- Garden roses (roses that look slightly like a peony with plenty of tight petals – they are a dream, I get soft pink)
- Spray roses (small clusters of roses, I get these in white, soft pink and a salmon colour called Sahara Sensation)
- Wax flowers (I love these in white, they are the small filler flower that looks a bit wild)
- Seeded eucalyptus (I use this in almost all of my arrangements, it is the greenery with the small seeds)
- Silver dollar eucalyptus (the flat, rounded leaf greenery)
If you are local in Kelowna and want the easy way to curate these flowers, head over to Bylands – this is where I get my flowers and they know my style (all you have to say is that you want Tori’s style and they will do it all for you!).
Tip: odd numbers of a given flower work best. For instance, I used 3 anemones as they are so showy and really stand out – too many would be overboard and the odd number is pleasing to the eye.
- Sharp scissors or floral sheers
- Clear scotch tape
- Shallow bowl or urn (mine was 10″ diameter)
- Flowers and greenery (see above)
Step 1: Prepare the bowl
- Using long strips of clear scotch tape, create a cross hatch pattern over the top of the bowl (make sure it is completely dry) by securing the strips along one side of the bowl, leaving about 1-2″ between each strip, then running the strips of tape the opposite direction in the same pattern to create a cross hatch. Be sure to tightly stretch each piece and run your finger around the edges to make sure the tape is secured to the edge. This will help your arranged flowers stay in place.
- Fill the bowl 3/4 full with water and set aside.
Step 2: Place the greenery
- Starting with your greenery, place the pieces in a random horizontal fashion, cutting down the stems as necessary, so that they somewhat lazily over the sides of the bowl as shown, tucking the ends in under the tape. This will not look perfect at this point and that is ok! You just want to get the main pieces in as a foundation for your bouquet.
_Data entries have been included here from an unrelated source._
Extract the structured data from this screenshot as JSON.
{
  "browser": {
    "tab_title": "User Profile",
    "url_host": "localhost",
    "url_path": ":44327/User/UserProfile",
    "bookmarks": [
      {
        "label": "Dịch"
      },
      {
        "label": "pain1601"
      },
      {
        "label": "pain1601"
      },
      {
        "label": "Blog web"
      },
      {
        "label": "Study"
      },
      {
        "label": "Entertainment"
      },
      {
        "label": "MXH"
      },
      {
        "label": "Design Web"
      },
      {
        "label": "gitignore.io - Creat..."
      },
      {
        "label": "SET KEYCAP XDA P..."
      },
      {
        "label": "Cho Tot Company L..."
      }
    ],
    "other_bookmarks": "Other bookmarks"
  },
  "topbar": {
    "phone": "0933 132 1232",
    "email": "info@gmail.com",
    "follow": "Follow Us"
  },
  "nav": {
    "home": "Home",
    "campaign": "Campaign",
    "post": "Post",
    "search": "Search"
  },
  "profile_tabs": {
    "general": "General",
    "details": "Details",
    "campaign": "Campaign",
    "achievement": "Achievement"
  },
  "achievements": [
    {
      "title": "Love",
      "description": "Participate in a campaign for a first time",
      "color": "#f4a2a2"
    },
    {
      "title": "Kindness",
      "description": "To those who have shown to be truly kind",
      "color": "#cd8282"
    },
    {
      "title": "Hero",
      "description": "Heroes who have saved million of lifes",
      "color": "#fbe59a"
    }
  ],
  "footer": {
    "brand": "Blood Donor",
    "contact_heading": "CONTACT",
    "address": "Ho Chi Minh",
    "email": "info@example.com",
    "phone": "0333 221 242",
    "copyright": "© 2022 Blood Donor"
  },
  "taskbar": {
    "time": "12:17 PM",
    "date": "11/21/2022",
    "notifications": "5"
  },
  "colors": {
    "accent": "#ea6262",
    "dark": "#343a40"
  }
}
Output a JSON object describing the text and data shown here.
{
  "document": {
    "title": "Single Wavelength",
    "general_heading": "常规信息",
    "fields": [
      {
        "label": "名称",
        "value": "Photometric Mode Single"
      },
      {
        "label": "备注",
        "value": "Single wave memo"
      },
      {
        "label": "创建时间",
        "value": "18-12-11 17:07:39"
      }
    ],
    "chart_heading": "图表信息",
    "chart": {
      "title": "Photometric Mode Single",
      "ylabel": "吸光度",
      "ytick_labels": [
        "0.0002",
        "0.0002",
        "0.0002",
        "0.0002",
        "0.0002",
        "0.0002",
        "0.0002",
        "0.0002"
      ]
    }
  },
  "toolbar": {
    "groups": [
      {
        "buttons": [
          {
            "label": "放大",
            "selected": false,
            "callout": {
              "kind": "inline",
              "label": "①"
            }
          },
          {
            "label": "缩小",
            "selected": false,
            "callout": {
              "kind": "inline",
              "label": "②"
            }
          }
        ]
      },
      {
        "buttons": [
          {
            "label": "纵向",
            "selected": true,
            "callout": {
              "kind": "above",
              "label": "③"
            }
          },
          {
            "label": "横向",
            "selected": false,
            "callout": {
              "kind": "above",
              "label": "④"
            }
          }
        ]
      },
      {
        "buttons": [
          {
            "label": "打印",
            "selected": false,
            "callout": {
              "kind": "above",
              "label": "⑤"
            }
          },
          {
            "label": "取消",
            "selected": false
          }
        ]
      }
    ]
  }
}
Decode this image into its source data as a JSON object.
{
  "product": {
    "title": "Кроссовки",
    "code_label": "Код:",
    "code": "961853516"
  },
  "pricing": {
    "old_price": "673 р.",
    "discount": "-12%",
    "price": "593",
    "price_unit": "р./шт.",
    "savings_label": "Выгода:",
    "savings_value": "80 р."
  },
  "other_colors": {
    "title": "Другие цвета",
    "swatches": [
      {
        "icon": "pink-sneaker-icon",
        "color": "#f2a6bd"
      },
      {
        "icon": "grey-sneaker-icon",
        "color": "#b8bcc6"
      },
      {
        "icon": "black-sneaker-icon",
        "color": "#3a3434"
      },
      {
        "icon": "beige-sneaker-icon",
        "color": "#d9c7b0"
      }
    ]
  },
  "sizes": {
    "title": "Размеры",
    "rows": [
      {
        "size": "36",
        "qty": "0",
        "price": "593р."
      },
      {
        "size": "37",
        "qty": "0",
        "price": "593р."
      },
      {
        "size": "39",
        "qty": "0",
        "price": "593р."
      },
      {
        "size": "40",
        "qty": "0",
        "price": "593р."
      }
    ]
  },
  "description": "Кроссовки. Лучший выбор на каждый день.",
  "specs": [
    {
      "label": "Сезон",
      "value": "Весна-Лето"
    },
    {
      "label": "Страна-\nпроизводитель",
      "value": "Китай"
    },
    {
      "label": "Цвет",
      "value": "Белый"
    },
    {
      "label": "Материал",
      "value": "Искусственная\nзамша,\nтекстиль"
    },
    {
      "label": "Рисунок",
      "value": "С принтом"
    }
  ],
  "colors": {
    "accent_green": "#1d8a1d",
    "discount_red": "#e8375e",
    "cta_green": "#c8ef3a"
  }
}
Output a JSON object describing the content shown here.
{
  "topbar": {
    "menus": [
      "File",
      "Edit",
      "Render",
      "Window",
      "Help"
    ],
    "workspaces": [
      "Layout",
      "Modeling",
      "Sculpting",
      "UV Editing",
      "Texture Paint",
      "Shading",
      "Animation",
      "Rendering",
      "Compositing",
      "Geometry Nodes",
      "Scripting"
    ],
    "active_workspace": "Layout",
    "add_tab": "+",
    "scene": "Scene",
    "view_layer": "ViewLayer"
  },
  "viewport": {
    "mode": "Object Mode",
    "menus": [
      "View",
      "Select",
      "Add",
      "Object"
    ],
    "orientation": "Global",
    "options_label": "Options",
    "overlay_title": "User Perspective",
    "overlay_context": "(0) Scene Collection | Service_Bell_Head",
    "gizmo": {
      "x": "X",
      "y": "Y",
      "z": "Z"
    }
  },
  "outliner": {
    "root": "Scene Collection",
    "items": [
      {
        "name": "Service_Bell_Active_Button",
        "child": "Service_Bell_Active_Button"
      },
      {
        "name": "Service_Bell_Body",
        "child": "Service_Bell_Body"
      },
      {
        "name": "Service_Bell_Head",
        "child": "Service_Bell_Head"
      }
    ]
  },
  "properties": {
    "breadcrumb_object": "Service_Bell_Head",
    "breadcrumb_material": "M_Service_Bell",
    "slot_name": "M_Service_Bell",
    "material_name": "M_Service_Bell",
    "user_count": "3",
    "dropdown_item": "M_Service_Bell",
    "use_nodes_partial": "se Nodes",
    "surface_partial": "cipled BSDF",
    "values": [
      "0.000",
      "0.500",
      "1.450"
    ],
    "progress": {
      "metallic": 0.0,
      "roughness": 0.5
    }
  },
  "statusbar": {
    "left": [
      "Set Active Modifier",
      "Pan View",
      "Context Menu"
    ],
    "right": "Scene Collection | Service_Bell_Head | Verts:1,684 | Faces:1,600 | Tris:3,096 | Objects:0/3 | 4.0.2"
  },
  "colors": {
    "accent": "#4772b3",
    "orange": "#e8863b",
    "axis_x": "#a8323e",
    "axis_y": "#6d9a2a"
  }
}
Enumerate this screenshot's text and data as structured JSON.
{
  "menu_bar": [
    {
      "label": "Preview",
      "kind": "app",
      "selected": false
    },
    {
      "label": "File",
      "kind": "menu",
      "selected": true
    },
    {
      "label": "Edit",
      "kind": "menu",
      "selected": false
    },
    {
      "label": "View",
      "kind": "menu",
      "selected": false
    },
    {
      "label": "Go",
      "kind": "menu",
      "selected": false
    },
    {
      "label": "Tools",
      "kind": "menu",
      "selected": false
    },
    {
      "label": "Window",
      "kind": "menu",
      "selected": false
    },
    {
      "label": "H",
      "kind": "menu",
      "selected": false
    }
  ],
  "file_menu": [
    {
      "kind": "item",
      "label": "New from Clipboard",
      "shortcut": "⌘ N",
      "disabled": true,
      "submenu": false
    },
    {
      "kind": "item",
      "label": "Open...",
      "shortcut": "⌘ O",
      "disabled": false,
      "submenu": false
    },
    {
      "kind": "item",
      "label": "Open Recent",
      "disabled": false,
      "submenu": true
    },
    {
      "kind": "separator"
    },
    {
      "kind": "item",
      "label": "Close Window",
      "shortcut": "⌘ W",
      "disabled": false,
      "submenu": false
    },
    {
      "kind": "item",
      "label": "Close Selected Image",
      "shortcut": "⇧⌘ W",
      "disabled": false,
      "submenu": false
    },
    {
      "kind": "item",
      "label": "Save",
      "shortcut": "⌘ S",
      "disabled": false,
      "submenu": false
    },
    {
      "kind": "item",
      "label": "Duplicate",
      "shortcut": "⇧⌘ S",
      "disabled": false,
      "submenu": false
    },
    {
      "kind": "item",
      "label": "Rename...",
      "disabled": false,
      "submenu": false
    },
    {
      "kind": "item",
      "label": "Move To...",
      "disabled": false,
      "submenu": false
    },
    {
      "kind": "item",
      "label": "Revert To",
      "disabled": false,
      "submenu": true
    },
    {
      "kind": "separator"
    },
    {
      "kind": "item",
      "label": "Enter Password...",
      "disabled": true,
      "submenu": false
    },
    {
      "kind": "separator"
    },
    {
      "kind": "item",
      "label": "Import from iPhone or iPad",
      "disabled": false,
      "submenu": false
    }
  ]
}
Repeat with any remaining greenery until you have a loose looking starting point.
Step 3: Arrange the flowers
- Starting at the top of your arrangement, add in your taller flowers, cutting them down so that the stem is about 5-7″ long. You can always cut them shorter if needed, so don’t get too aggressive with the scissors! I start with the hydrangeas, stock, anemones, lisianthus and garden roses, tucking the ends between the hatched tape and making sure that all of the ends are immersed in the water.
- Continue placing flowers, layering with colour and texture in a random fashion as above until the bouquet is full, reserving the smallest flowers for the end to fill in any gaps. I like using flowers like viburnum around the edges as it has a natural droop to it that lends itself well to a lower placement (don’t fight the flowers, work with their natural shapes!).